Disney may have had done a media masterstroke with its exclusive content streaming platform, Disney+. Offering their massive media library (within reason) is an attractive proposition for binge-watchers. But Disney films and series are under the blanket impression of being family-friendly. What about any content that doesn’t fit the mold?
For that, Disney has Hulu, the subscription video-on-demand service they established as a joint venture with fellow media giants. But that was 2007. In recent months Disney increased its 30% stake by acquiring Fox media assets (and their 30%), then AT&T/Time Warner’s 10%. Only Comcast retained 33%, but it’s moot.
That’s because Comcast announced Tuesday, May 14, that they’ve reached a deal with Disney for eventually selling their stake. Their 33% can be purchased by Disney come the year 2024. While everyone waits, the conglomerate that owns NBC and Universal Pictures is giving up its operational control of Hulu now.
So while their stake remains 70% until years from now, Disney already has full control over the whole Hulu platform. It’s being touted by Disney boss Bob Iger as the third leg of their over-the-top options including Disney+ and ESPN+. This will also be the platform of choice for their non-Disney-“compliant” content films and shows.
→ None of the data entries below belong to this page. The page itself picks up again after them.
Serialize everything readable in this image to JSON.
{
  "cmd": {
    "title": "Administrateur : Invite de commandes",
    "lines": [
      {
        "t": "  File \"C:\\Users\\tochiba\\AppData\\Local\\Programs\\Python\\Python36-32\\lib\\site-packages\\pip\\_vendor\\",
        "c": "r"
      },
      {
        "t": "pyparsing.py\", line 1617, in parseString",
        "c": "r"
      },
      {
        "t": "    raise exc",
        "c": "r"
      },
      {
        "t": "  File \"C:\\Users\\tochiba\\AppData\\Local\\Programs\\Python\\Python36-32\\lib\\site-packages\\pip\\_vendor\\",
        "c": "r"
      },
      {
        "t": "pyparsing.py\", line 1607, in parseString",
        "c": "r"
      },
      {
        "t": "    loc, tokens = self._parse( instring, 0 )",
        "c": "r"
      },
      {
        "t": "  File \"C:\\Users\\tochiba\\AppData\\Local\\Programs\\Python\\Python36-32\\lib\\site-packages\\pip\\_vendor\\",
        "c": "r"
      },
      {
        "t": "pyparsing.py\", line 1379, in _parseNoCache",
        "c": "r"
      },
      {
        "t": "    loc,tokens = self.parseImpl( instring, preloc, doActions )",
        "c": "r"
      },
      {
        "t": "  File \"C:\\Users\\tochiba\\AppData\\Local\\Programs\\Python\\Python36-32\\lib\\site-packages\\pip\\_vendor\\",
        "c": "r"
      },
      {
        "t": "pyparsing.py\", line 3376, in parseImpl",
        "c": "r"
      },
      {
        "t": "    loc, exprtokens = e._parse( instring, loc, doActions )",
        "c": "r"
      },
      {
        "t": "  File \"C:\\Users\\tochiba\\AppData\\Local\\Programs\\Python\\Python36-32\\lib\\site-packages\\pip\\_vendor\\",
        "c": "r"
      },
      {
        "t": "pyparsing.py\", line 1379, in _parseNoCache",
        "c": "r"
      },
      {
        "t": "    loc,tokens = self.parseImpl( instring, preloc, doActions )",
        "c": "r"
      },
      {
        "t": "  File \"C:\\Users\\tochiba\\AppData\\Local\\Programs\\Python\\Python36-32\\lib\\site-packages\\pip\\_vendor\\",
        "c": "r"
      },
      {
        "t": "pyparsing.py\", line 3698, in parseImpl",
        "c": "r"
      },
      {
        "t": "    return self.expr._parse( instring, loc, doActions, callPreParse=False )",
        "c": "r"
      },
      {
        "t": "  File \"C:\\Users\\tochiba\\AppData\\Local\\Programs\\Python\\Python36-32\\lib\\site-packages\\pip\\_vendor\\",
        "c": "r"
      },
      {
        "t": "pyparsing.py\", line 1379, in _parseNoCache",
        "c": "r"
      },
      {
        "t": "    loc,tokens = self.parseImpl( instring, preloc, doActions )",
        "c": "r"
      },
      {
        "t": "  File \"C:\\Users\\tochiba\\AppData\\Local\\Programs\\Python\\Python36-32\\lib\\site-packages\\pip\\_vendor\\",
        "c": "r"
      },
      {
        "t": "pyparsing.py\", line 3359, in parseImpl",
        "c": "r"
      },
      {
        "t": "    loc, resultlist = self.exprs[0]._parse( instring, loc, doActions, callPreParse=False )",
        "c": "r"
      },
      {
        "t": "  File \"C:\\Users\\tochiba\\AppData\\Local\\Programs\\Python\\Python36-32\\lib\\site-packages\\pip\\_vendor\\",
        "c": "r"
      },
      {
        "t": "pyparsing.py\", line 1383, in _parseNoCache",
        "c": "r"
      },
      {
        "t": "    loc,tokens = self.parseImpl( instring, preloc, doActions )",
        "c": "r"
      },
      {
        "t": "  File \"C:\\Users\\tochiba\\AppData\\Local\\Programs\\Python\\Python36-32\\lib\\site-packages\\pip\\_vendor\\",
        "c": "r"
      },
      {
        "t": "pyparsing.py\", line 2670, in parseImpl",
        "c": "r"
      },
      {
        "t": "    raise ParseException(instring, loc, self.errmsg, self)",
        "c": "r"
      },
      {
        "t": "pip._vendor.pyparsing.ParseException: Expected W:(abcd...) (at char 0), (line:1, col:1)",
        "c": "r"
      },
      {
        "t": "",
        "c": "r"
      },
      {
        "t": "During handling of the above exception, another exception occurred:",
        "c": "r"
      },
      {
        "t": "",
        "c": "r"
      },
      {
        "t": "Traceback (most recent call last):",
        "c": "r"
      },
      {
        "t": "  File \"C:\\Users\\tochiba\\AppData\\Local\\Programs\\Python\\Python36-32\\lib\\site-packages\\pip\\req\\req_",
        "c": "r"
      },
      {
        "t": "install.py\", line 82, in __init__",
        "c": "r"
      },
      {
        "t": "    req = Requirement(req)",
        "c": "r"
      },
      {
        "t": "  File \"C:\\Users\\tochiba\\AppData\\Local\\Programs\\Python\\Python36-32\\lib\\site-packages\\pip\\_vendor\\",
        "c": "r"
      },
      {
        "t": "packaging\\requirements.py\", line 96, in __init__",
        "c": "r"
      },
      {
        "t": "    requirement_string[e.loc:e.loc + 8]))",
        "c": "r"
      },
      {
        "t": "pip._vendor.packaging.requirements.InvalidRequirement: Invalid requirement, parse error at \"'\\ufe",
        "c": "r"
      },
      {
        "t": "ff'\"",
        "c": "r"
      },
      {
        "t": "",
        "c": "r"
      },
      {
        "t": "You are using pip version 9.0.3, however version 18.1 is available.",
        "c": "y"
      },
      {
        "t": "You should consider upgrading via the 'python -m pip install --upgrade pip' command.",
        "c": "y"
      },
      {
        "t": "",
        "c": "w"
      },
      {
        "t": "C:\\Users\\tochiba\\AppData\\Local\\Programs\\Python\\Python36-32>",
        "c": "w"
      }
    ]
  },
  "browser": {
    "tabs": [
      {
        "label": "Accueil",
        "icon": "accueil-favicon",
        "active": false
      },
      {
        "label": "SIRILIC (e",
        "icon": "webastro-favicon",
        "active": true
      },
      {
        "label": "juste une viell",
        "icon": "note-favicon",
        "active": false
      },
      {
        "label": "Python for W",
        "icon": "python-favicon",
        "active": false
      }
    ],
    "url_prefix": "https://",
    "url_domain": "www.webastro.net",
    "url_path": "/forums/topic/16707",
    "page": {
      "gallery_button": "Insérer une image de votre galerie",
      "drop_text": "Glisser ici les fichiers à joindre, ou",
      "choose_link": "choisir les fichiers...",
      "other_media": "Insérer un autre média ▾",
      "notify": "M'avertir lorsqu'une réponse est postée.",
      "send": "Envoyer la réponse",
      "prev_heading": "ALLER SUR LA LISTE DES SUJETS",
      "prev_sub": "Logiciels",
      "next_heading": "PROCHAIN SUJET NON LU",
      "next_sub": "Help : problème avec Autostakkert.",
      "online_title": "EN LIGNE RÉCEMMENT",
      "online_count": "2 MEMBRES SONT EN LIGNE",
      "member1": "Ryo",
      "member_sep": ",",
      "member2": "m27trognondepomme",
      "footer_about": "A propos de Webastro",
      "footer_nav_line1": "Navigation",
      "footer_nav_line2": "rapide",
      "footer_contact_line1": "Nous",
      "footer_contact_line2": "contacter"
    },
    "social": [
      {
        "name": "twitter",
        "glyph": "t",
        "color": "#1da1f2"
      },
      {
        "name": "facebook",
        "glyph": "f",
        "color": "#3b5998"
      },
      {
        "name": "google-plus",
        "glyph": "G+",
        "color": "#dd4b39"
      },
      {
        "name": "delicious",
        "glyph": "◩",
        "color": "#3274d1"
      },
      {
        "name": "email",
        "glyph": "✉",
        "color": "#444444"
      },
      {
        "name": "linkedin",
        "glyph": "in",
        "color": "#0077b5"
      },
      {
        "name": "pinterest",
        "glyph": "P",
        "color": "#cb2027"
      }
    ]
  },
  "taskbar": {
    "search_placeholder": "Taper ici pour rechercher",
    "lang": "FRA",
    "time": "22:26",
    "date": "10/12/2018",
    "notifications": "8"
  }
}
Iger has proposed the bundling of ESPN+, Disney+ and Hulu. Consumers can then choose to avail of any or all of them as they want. While not as impressive as Netflix’s regular users, Hulu still has 27 million subscribers, a solid foundation to build on.